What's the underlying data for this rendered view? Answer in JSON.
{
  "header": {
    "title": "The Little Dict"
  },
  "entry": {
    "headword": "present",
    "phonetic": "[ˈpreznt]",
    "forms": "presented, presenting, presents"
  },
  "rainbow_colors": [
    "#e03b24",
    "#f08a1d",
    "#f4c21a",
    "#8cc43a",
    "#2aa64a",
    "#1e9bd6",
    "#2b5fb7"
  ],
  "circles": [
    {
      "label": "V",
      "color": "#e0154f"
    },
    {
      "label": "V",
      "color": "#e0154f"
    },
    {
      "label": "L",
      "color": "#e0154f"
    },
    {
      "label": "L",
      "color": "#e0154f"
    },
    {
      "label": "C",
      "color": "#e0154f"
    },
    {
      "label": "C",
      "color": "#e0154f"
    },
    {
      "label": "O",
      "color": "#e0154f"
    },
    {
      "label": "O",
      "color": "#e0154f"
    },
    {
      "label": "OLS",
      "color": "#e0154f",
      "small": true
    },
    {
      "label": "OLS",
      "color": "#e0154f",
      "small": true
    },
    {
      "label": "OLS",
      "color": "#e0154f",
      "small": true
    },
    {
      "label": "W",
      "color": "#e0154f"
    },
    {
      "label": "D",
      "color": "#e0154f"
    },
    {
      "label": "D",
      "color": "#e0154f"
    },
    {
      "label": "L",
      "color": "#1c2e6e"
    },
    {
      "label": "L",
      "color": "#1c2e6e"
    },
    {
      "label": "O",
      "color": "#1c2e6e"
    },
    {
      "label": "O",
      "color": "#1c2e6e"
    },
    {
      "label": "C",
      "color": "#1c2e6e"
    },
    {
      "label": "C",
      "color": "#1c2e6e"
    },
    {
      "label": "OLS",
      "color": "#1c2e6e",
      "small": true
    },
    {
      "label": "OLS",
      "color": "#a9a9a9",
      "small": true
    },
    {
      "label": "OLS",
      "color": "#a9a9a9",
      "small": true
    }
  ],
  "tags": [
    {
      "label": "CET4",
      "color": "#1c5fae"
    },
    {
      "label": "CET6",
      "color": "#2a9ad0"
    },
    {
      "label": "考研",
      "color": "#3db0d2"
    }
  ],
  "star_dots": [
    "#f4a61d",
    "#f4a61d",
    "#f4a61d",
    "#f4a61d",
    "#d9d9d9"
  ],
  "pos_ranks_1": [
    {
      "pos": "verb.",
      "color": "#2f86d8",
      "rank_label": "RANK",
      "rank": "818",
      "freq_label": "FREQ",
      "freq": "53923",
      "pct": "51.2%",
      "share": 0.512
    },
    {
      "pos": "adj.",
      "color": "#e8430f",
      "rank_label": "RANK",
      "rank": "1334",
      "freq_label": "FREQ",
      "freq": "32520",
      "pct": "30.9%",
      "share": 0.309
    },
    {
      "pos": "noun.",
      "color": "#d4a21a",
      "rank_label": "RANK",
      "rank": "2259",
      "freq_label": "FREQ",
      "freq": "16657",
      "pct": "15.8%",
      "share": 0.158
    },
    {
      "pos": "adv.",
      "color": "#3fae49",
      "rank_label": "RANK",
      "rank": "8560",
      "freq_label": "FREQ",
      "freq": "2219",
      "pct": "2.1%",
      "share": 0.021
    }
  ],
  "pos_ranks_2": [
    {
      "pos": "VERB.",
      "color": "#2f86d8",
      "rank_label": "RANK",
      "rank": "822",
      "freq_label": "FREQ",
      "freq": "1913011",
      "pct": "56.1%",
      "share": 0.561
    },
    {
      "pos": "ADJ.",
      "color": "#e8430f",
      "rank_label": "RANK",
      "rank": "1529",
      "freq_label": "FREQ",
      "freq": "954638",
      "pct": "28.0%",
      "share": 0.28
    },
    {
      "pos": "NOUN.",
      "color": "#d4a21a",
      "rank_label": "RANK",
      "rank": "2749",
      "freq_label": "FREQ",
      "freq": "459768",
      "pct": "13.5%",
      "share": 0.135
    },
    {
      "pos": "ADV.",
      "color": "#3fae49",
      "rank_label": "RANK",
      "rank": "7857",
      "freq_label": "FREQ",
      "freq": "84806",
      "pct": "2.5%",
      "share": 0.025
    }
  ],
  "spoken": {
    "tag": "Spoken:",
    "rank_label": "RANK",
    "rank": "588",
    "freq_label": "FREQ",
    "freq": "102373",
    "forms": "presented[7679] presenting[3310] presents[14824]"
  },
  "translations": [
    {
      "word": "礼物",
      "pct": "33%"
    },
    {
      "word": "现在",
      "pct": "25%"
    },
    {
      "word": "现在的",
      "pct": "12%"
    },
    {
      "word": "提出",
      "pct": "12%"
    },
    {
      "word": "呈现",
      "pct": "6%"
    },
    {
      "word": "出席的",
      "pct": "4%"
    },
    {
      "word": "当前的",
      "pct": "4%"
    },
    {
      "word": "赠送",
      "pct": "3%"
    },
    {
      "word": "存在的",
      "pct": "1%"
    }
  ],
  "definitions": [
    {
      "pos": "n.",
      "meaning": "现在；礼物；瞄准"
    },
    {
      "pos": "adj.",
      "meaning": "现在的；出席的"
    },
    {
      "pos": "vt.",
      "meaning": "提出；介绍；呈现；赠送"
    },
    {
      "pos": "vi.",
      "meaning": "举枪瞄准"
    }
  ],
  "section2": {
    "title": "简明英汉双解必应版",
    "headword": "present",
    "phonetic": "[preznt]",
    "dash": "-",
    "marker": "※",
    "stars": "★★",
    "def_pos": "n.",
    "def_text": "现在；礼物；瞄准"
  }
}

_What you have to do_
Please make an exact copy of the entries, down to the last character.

_Exercise response_
What's the underlying data for this rendered view? Answer in JSON.
{
  "header": {
    "title": "The Little Dict"
  },
  "entry": {
    "headword": "present",
    "phonetic": "[ˈpreznt]",
    "forms": "presented, presenting, presents"
  },
  "rainbow_colors": [
    "#e03b24",
    "#f08a1d",
    "#f4c21a",
    "#8cc43a",
    "#2aa64a",
    "#1e9bd6",
    "#2b5fb7"
  ],
  "circles": [
    {
      "label": "V",
      "color": "#e0154f"
    },
    {
      "label": "V",
      "color": "#e0154f"
    },
    {
      "label": "L",
      "color": "#e0154f"
    },
    {
      "label": "L",
      "color": "#e0154f"
    },
    {
      "label": "C",
      "color": "#e0154f"
    },
    {
      "label": "C",
      "color": "#e0154f"
    },
    {
      "label": "O",
      "color": "#e0154f"
    },
    {
      "label": "O",
      "color": "#e0154f"
    },
    {
      "label": "OLS",
      "color": "#e0154f",
      "small": true
    },
    {
      "label": "OLS",
      "color": "#e0154f",
      "small": true
    },
    {
      "label": "OLS",
      "color": "#e0154f",
      "small": true
    },
    {
      "label": "W",
      "color": "#e0154f"
    },
    {
      "label": "D",
      "color": "#e0154f"
    },
    {
      "label": "D",
      "color": "#e0154f"
    },
    {
      "label": "L",
      "color": "#1c2e6e"
    },
    {
      "label": "L",
      "color": "#1c2e6e"
    },
    {
      "label": "O",
      "color": "#1c2e6e"
    },
    {
      "label": "O",
      "color": "#1c2e6e"
    },
    {
      "label": "C",
      "color": "#1c2e6e"
    },
    {
      "label": "C",
      "color": "#1c2e6e"
    },
    {
      "label": "OLS",
      "color": "#1c2e6e",
      "small": true
    },
    {
      "label": "OLS",
      "color": "#a9a9a9",
      "small": true
    },
    {
      "label": "OLS",
      "color": "#a9a9a9",
      "small": true
    }
  ],
  "tags": [
    {
      "label": "CET4",
      "color": "#1c5fae"
    },
    {
      "label": "CET6",
      "color": "#2a9ad0"
    },
    {
      "label": "考研",
      "color": "#3db0d2"
    }
  ],
  "star_dots": [
    "#f4a61d",
    "#f4a61d",
    "#f4a61d",
    "#f4a61d",
    "#d9d9d9"
  ],
  "pos_ranks_1": [
    {
      "pos": "verb.",
      "color": "#2f86d8",
      "rank_label": "RANK",
      "rank": "818",
      "freq_label": "FREQ",
      "freq": "53923",
      "pct": "51.2%",
      "share": 0.512
    },
    {
      "pos": "adj.",
      "color": "#e8430f",
      "rank_label": "RANK",
      "rank": "1334",
      "freq_label": "FREQ",
      "freq": "32520",
      "pct": "30.9%",
      "share": 0.309
    },
    {
      "pos": "noun.",
      "color": "#d4a21a",
      "rank_label": "RANK",
      "rank": "2259",
      "freq_label": "FREQ",
      "freq": "16657",
      "pct": "15.8%",
      "share": 0.158
    },
    {
      "pos": "adv.",
      "color": "#3fae49",
      "rank_label": "RANK",
      "rank": "8560",
      "freq_label": "FREQ",
      "freq": "2219",
      "pct": "2.1%",
      "share": 0.021
    }
  ],
  "pos_ranks_2": [
    {
      "pos": "VERB.",
      "color": "#2f86d8",
      "rank_label": "RANK",
      "rank": "822",
      "freq_label": "FREQ",
      "freq": "1913011",
      "pct": "56.1%",
      "share": 0.561
    },
    {
      "pos": "ADJ.",
      "color": "#e8430f",
      "rank_label": "RANK",
      "rank": "1529",
      "freq_label": "FREQ",
      "freq": "954638",
      "pct": "28.0%",
      "share": 0.28
    },
    {
      "pos": "NOUN.",
      "color": "#d4a21a",
      "rank_label": "RANK",
      "rank": "2749",
      "freq_label": "FREQ",
      "freq": "459768",
      "pct": "13.5%",
      "share": 0.135
    },
    {
      "pos": "ADV.",
      "color": "#3fae49",
      "rank_label": "RANK",
      "rank": "7857",
      "freq_label": "FREQ",
      "freq": "84806",
      "pct": "2.5%",
      "share": 0.025
    }
  ],
  "spoken": {
    "tag": "Spoken:",
    "rank_label": "RANK",
    "rank": "588",
    "freq_label": "FREQ",
    "freq": "102373",
    "forms": "presented[7679] presenting[3310] presents[14824]"
  },
  "translations": [
    {
      "word": "礼物",
      "pct": "33%"
    },
    {
      "word": "现在",
      "pct": "25%"
    },
    {
      "word": "现在的",
      "pct": "12%"
    },
    {
      "word": "提出",
      "pct": "12%"
    },
    {
      "word": "呈现",
      "pct": "6%"
    },
    {
      "word": "出席的",
      "pct": "4%"
    },
    {
      "word": "当前的",
      "pct": "4%"
    },
    {
      "word": "赠送",
      "pct": "3%"
    },
    {
      "word": "存在的",
      "pct": "1%"
    }
  ],
  "definitions": [
    {
      "pos": "n.",
      "meaning": "现在；礼物；瞄准"
    },
    {
      "pos": "adj.",
      "meaning": "现在的；出席的"
    },
    {
      "pos": "vt.",
      "meaning": "提出；介绍；呈现；赠送"
    },
    {
      "pos": "vi.",
      "meaning": "举枪瞄准"
    }
  ],
  "section2": {
    "title": "简明英汉双解必应版",
    "headword": "present",
    "phonetic": "[preznt]",
    "dash": "-",
    "marker": "※",
    "stars": "★★",
    "def_pos": "n.",
    "def_text": "现在；礼物；瞄准"
  }
}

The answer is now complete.